"The Apostle 1 Cor. 3. argues, 'If there is envy and divisions among you, are you not carnal?' Thus the Apostle James, in chapter 3:13, 14, speaks notably to this, 'Who is a wise man? let him show it by a good conversation with meekness, he divides wisdom into that which is earthly and devilish,' the mother of envy and strife, and 'the wisdom from above, which is first pure and then peaceable.'"
Of course, all of this unity is rooted in Christ and in the truth of God's word. This is not a call for believers to seek ecumenical unity with ecclesiastical bodies that deny the central teachings of the gospel.
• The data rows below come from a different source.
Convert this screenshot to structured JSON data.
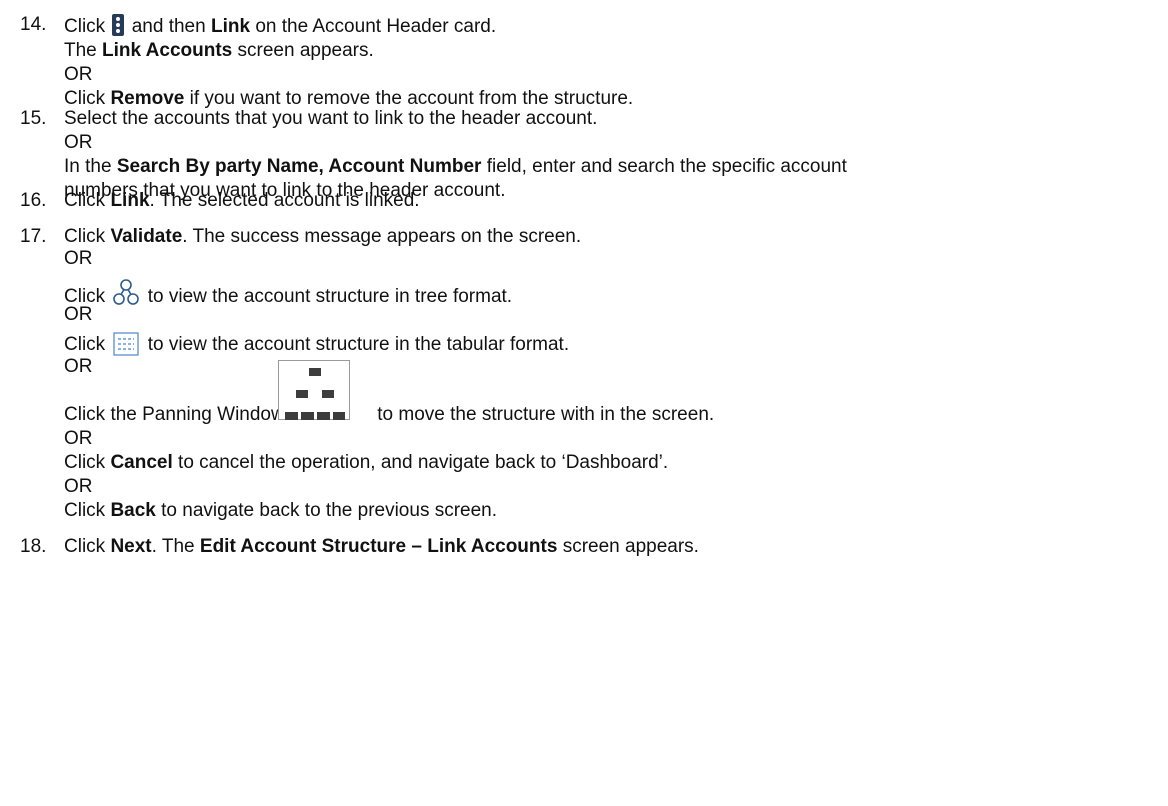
{
  "steps": [
    {
      "number": "14.",
      "lines": {
        "l1_a": "Click",
        "l1_b": "and then",
        "l1_bold": "Link",
        "l1_c": "on the Account Header card.",
        "l2_a": "The",
        "l2_bold": "Link Accounts",
        "l2_b": "screen appears.",
        "l3": "OR",
        "l4_a": "Click",
        "l4_bold": "Remove",
        "l4_b": "if you want to remove the account from the structure."
      },
      "icon": "kebab-menu-icon"
    },
    {
      "number": "15.",
      "lines": {
        "l1": "Select the accounts that you want to link to the header account.",
        "l2": "OR",
        "l3_a": "In the",
        "l3_bold": "Search By party Name, Account Number",
        "l3_b": "field, enter and search the specific account",
        "l4": "numbers that you want to link to the header account."
      }
    },
    {
      "number": "16.",
      "lines": {
        "l1_a": "Click",
        "l1_bold": "Link",
        "l1_b": ". The selected account is linked."
      }
    },
    {
      "number": "17.",
      "lines": {
        "l1_a": "Click",
        "l1_bold": "Validate",
        "l1_b": ". The success message appears on the screen.",
        "l2": "OR",
        "l3_a": "Click",
        "l3_b": "to view the account structure in tree format.",
        "l4": "OR",
        "l5_a": "Click",
        "l5_b": "to view the account structure in the tabular format.",
        "l6": "OR",
        "l7_a": "Click the Panning Window",
        "l7_b": "to move the structure with in the screen.",
        "l8": "OR",
        "l9_a": "Click",
        "l9_bold": "Cancel",
        "l9_b": "to cancel the operation, and navigate back to ‘Dashboard’.",
        "l10": "OR",
        "l11_a": "Click",
        "l11_bold": "Back",
        "l11_b": "to navigate back to the previous screen."
      },
      "icons": [
        "tree-view-icon",
        "tabular-view-icon",
        "panning-window-icon"
      ]
    },
    {
      "number": "18.",
      "lines": {
        "l1_a": "Click",
        "l1_bold": "Next",
        "l1_b": ". The",
        "l1_bold2": "Edit Account Structure – Link Accounts",
        "l1_c": "screen appears."
      }
    }
  ],
  "colors": {
    "text": "#111111",
    "kebab": "#263a5a",
    "tree_icon": "#2d5a8c",
    "grid_icon": "#4a86c8",
    "pan_blocks": "#3d3d3d"
  }
}
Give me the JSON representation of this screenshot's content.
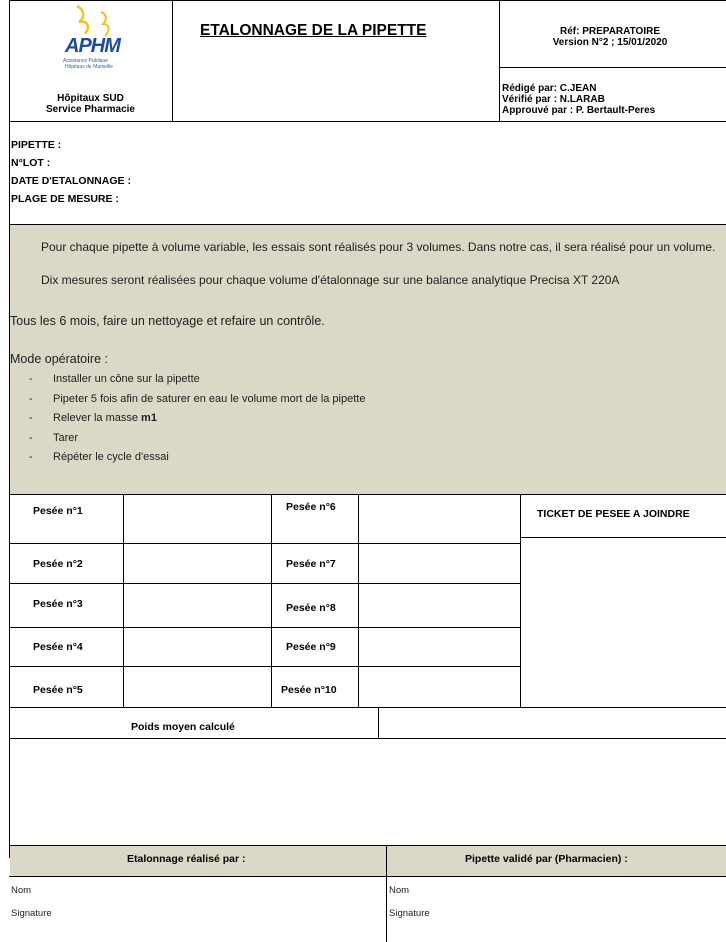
{
  "header": {
    "logo_text": "APHM",
    "logo_sub": [
      "Assistance Publique",
      "Hôpitaux de Marseille"
    ],
    "org_line1": "Hôpitaux SUD",
    "org_line2": "Service Pharmacie",
    "title": "ETALONNAGE DE LA PIPETTE",
    "ref": "Réf: PREPARATOIRE",
    "version": "Version N°2 ; 15/01/2020",
    "redige": "Rédigé par: C.JEAN",
    "verifie": "Vérifié par : N.LARAB",
    "approuve": "Approuvé par : P. Bertault-Peres"
  },
  "fields": {
    "pipette": "PIPETTE :",
    "lot": "N°LOT :",
    "date": "DATE D'ETALONNAGE :",
    "plage": "PLAGE DE MESURE :"
  },
  "instructions": {
    "bullet1": "Pour chaque pipette à volume variable, les essais sont réalisés pour 3 volumes. Dans notre cas, il sera réalisé pour un volume.",
    "bullet2": "Dix mesures seront réalisées pour chaque volume d'étalonnage sur une balance analytique Precisa XT 220A",
    "frequency": "Tous les 6 mois, faire un nettoyage et refaire un contrôle.",
    "mode_title": "Mode opératoire :",
    "steps": [
      "Installer un cône sur la pipette",
      "Pipeter 5 fois afin de saturer en eau le volume mort de la pipette",
      "Relever la masse",
      "Tarer",
      "Répéter le cycle d'essai"
    ],
    "step3_bold": "m1"
  },
  "weighings": {
    "left": [
      "Pesée n°1",
      "Pesée n°2",
      "Pesée n°3",
      "Pesée n°4",
      "Pesée n°5"
    ],
    "right": [
      "Pesée n°6",
      "Pesée n°7",
      "Pesée n°8",
      "Pesée n°9",
      "Pesée n°10"
    ],
    "ticket": "TICKET DE PESEE A JOINDRE",
    "average": "Poids moyen calculé"
  },
  "signatures": {
    "left_title": "Etalonnage réalisé par :",
    "right_title": "Pipette validé par (Pharmacien) :",
    "nom": "Nom",
    "signature": "Signature"
  },
  "colors": {
    "beige": "#dcd8c8",
    "logo_blue": "#1a4e9a",
    "logo_yellow": "#f0c419"
  }
}
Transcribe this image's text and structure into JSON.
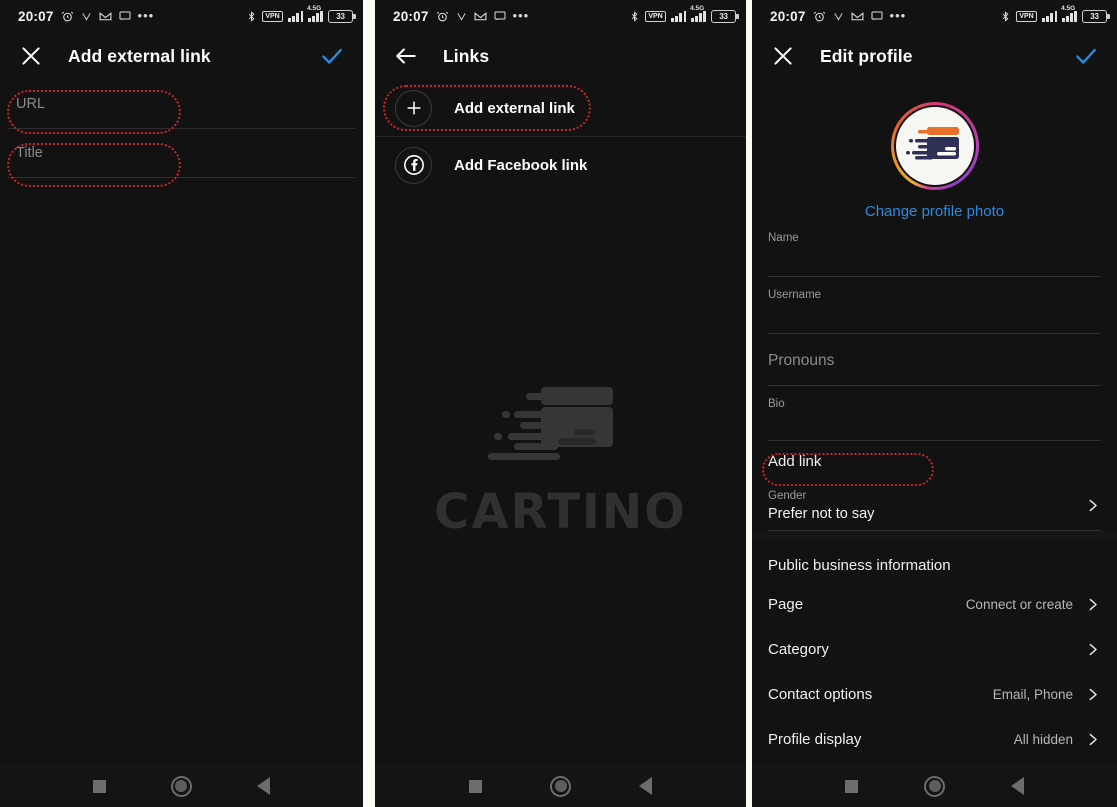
{
  "meta": {
    "divider_color": "#fcfcf5",
    "panel_bg": "#121212",
    "accent_blue": "#2b8ae0",
    "annotation_color": "#c62828"
  },
  "statusbar": {
    "time": "20:07",
    "left_icons": [
      "alarm-icon",
      "v-icon",
      "gmail-icon",
      "message-icon",
      "overflow-dots-icon"
    ],
    "right_icons": [
      "bluetooth-icon",
      "vpn-icon",
      "signal-bars-icon",
      "signal-bars-4g-icon",
      "battery-icon"
    ],
    "vpn_label": "VPN",
    "network_label": "4.5G",
    "battery_level": "33"
  },
  "panel1": {
    "appbar": {
      "close_icon": "close-icon",
      "title": "Add external link",
      "confirm_icon": "check-icon"
    },
    "fields": [
      {
        "name": "url-field",
        "placeholder": "URL",
        "value": "",
        "annotated": true
      },
      {
        "name": "title-field",
        "placeholder": "Title",
        "value": "",
        "annotated": true
      }
    ]
  },
  "panel2": {
    "appbar": {
      "back_icon": "arrow-left-icon",
      "title": "Links"
    },
    "rows": [
      {
        "name": "add-external-link-row",
        "icon": "plus-icon",
        "label": "Add external link",
        "annotated": true
      },
      {
        "name": "add-facebook-link-row",
        "icon": "facebook-icon",
        "label": "Add Facebook link",
        "annotated": false
      }
    ],
    "watermark": {
      "text": "CARTINO",
      "mark": "cartino-logo-icon"
    }
  },
  "panel3": {
    "appbar": {
      "close_icon": "close-icon",
      "title": "Edit profile",
      "confirm_icon": "check-icon"
    },
    "avatar": {
      "name": "profile-avatar",
      "change_photo_label": "Change profile photo"
    },
    "fields": [
      {
        "name": "name-field",
        "label": "Name",
        "value": "",
        "type": "label-value"
      },
      {
        "name": "username-field",
        "label": "Username",
        "value": "",
        "type": "label-value"
      },
      {
        "name": "pronouns-field",
        "placeholder": "Pronouns",
        "type": "placeholder"
      },
      {
        "name": "bio-field",
        "label": "Bio",
        "value": "",
        "type": "label-value"
      }
    ],
    "add_link": {
      "name": "add-link-row",
      "label": "Add link",
      "annotated": true
    },
    "gender": {
      "name": "gender-row",
      "label": "Gender",
      "value": "Prefer not to say",
      "chevron": "chevron-right-icon"
    },
    "business_section": {
      "heading": "Public business information",
      "rows": [
        {
          "name": "page-row",
          "label": "Page",
          "value": "Connect or create",
          "chevron": "chevron-right-icon"
        },
        {
          "name": "category-row",
          "label": "Category",
          "value": "",
          "chevron": "chevron-right-icon"
        },
        {
          "name": "contact-options-row",
          "label": "Contact options",
          "value": "Email, Phone",
          "chevron": "chevron-right-icon"
        },
        {
          "name": "profile-display-row",
          "label": "Profile display",
          "value": "All hidden",
          "chevron": "chevron-right-icon"
        }
      ]
    }
  },
  "navbar": {
    "recents_icon": "square-recents-icon",
    "home_icon": "circle-home-icon",
    "back_icon": "triangle-back-icon"
  }
}
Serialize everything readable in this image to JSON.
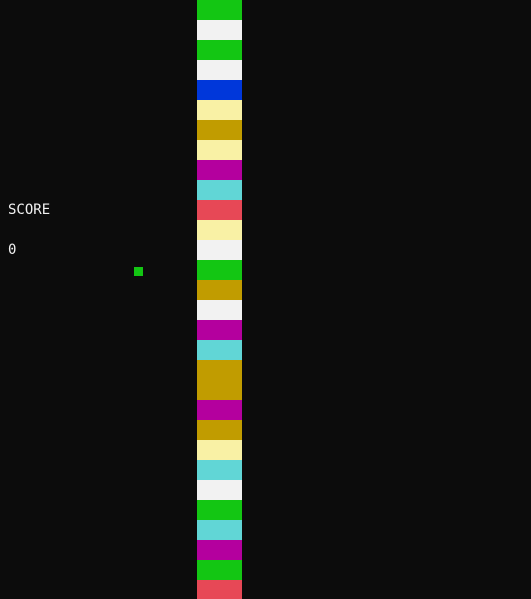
{
  "hud": {
    "score_label": "SCORE",
    "score_value": "0"
  },
  "colors": {
    "background": "#0c0c0c",
    "text": "#f2f2f2",
    "player": "#13c613"
  },
  "blocks": [
    {
      "color": "#13c613"
    },
    {
      "color": "#f2f2f2"
    },
    {
      "color": "#13c613"
    },
    {
      "color": "#f2f2f2"
    },
    {
      "color": "#0037da"
    },
    {
      "color": "#f9f1a5"
    },
    {
      "color": "#c19c00"
    },
    {
      "color": "#f9f1a5"
    },
    {
      "color": "#b4009e"
    },
    {
      "color": "#61d6d6"
    },
    {
      "color": "#e74856"
    },
    {
      "color": "#f9f1a5"
    },
    {
      "color": "#f2f2f2"
    },
    {
      "color": "#13c613"
    },
    {
      "color": "#c19c00"
    },
    {
      "color": "#f2f2f2"
    },
    {
      "color": "#b4009e"
    },
    {
      "color": "#61d6d6"
    },
    {
      "color": "#c19c00"
    },
    {
      "color": "#c19c00"
    },
    {
      "color": "#b4009e"
    },
    {
      "color": "#c19c00"
    },
    {
      "color": "#f9f1a5"
    },
    {
      "color": "#61d6d6"
    },
    {
      "color": "#f2f2f2"
    },
    {
      "color": "#13c613"
    },
    {
      "color": "#61d6d6"
    },
    {
      "color": "#b4009e"
    },
    {
      "color": "#13c613"
    },
    {
      "color": "#e74856"
    }
  ]
}
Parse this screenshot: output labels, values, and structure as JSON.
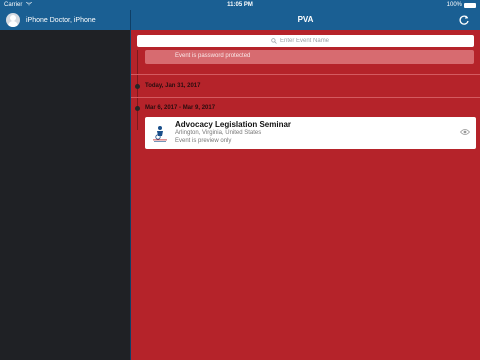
{
  "status_bar": {
    "carrier": "Carrier",
    "time": "11:05 PM",
    "battery": "100%",
    "battery_level": 1.0
  },
  "sidebar": {
    "user_name": "iPhone Doctor, iPhone",
    "avatar_icon": "user-avatar-icon"
  },
  "header": {
    "title": "PVA",
    "refresh_icon": "refresh-icon"
  },
  "search": {
    "placeholder": "Enter Event Name"
  },
  "timeline": {
    "partial_event_status": "Event is password protected",
    "today_label": "Today, Jan 31, 2017",
    "group_label": "Mar 6, 2017 - Mar 9, 2017"
  },
  "event": {
    "title": "Advocacy Legislation Seminar",
    "location": "Arlington, Virginia, United States",
    "status": "Event is preview only",
    "icon": "eye-icon"
  },
  "colors": {
    "header_blue": "#1a5f93",
    "main_red": "#b5232a",
    "sidebar_dark": "#1f2125"
  }
}
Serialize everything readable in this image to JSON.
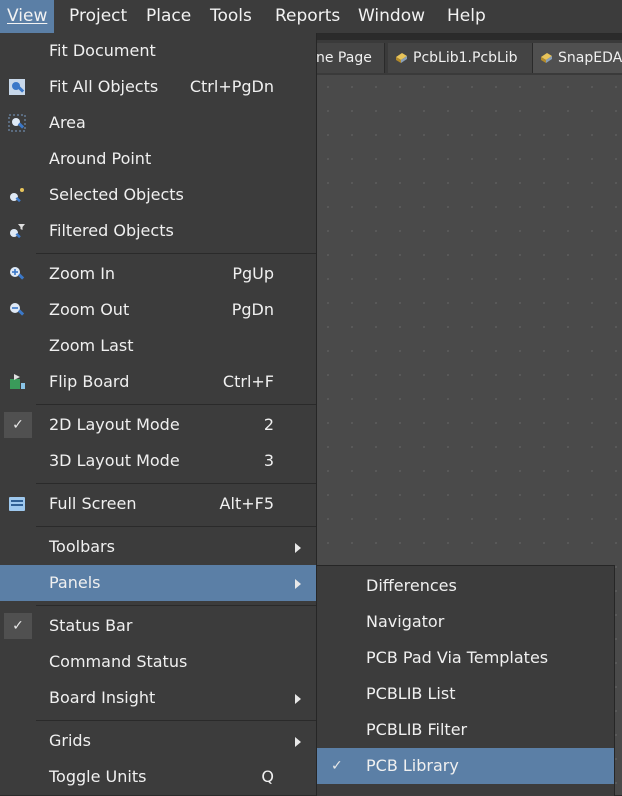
{
  "menubar": [
    {
      "name": "menu-view",
      "label": "View",
      "active": true
    },
    {
      "name": "menu-project",
      "label": "Project"
    },
    {
      "name": "menu-place",
      "label": "Place"
    },
    {
      "name": "menu-tools",
      "label": "Tools"
    },
    {
      "name": "menu-reports",
      "label": "Reports"
    },
    {
      "name": "menu-window",
      "label": "Window"
    },
    {
      "name": "menu-help",
      "label": "Help"
    }
  ],
  "tabs": [
    {
      "label": "ne Page"
    },
    {
      "label": "PcbLib1.PcbLib"
    },
    {
      "label": "SnapEDA"
    }
  ],
  "view_menu": [
    {
      "label": "Fit Document",
      "shortcut": "",
      "icon": ""
    },
    {
      "label": "Fit All Objects",
      "shortcut": "Ctrl+PgDn",
      "icon": "fit-all-objects-icon"
    },
    {
      "label": "Area",
      "shortcut": "",
      "icon": "zoom-area-icon"
    },
    {
      "label": "Around Point",
      "shortcut": "",
      "icon": ""
    },
    {
      "label": "Selected Objects",
      "shortcut": "",
      "icon": "selected-objects-icon"
    },
    {
      "label": "Filtered Objects",
      "shortcut": "",
      "icon": "filtered-objects-icon"
    },
    {
      "label": "Zoom In",
      "shortcut": "PgUp",
      "icon": "zoom-in-icon"
    },
    {
      "label": "Zoom Out",
      "shortcut": "PgDn",
      "icon": "zoom-out-icon"
    },
    {
      "label": "Zoom Last",
      "shortcut": "",
      "icon": ""
    },
    {
      "label": "Flip Board",
      "shortcut": "Ctrl+F",
      "icon": "flip-board-icon"
    },
    {
      "label": "2D Layout Mode",
      "shortcut": "2",
      "checked": true
    },
    {
      "label": "3D Layout Mode",
      "shortcut": "3"
    },
    {
      "label": "Full Screen",
      "shortcut": "Alt+F5",
      "icon": "full-screen-icon"
    },
    {
      "label": "Toolbars",
      "submenu": true
    },
    {
      "label": "Panels",
      "submenu": true,
      "highlighted": true
    },
    {
      "label": "Status Bar",
      "checked": true
    },
    {
      "label": "Command Status"
    },
    {
      "label": "Board Insight",
      "submenu": true
    },
    {
      "label": "Grids",
      "submenu": true
    },
    {
      "label": "Toggle Units",
      "shortcut": "Q"
    }
  ],
  "panels_submenu": [
    {
      "label": "Differences"
    },
    {
      "label": "Navigator"
    },
    {
      "label": "PCB Pad Via Templates"
    },
    {
      "label": "PCBLIB List"
    },
    {
      "label": "PCBLIB Filter"
    },
    {
      "label": "PCB Library",
      "checked": true,
      "highlighted": true
    }
  ],
  "colors": {
    "menu_bg": "#3c3c3c",
    "highlight": "#5b7fa6",
    "canvas": "#4a4a4a"
  }
}
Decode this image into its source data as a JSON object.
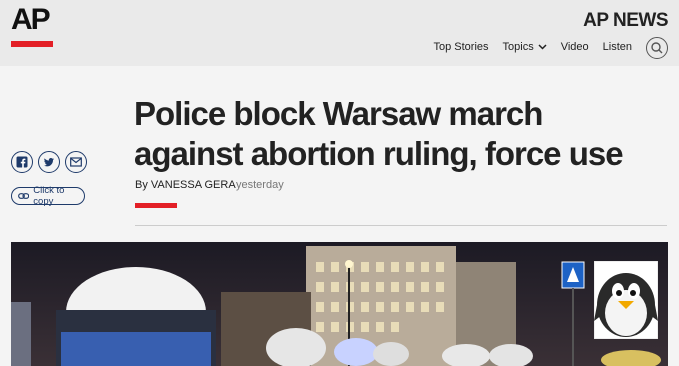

In fact, Christians are called to divide from those who deny the gospel, the teaching about the person and work of Christ, and the central truths of the Christian faith. Burgess again explained,
"Seeing there cannot be unity between Sheep and Wolves, the godly and the wicked, hence it is that even in the Church of God there being so many still that retain their beastly nature, and though they have the title of Christians, yet are really of the devil, hence it is that in Christ's church there is many times such deadly opposition; Wonder not then if among those that yet pretend highly to Christ there be sad divisions, for many are in the flesh still, many savor not experimentally the things of God, 'There shall arise among you men that shall speak perverse things,' says the Apostle in Acts 20:30. 'So there will be false prophets who will bring in damnable heresies,' 2 Pet. 2. And why? because they are men of corrupt minds; If then all that pretend to Christ, to his Spirit, had indeed Christ's Spirit, there would be no such divisions; 'but,' says the Apostle 1 Joh. 2. 'they went from us, because they were not of us,' and 1 Cor. 11. 'there must be heresies that such as are sound may be esteemed.'"
Neither is it a call for believers to never oppose the values and actions of fellow believers. Believers are also to refute the erroneous beliefs and practices embraced by fellows Christians. There is a right way and a right time to address concerns about the errors of fellow believers (Galatians 6:1). However, so much of what we see at present is more in keeping with fleshly posturing and a desire to arrogantly assert and justify ourselves in matters of secondary importance. So many of the current divisions we are witnessing among believers are not over essential doctrines of the faith once revealed in Scripture. So many of them are rooted in strong opinions about secondary or tertiary convictions--which are far more preferential and incidental than essential and foundational.
All of this should give us great pause prior to expressing our opinions on any cultural, societal, or political concern that does comport with the biblical teaching about defending such positions. The angst and vitriol of believers or either side of current cultural debates cuts across the clear teaching of Scripture. Instead of fueling and fostering such angst and animous, we should be praying for a spirit of unity that is rooted in the truth of Christ and the precious doctrines of Scripture. We should be seeking for God to give us a Christian spirit that is diffused with the sweet fruit of the Holy Spirit. What witness the Christian church would have in the world, if it modeled Spirit-wrought unity and love in the face of a world of division, strife, and hatred. May our one God the Father answer the prayer of our Savior in granting His people a spirit of true spiritual unity at such a time as this.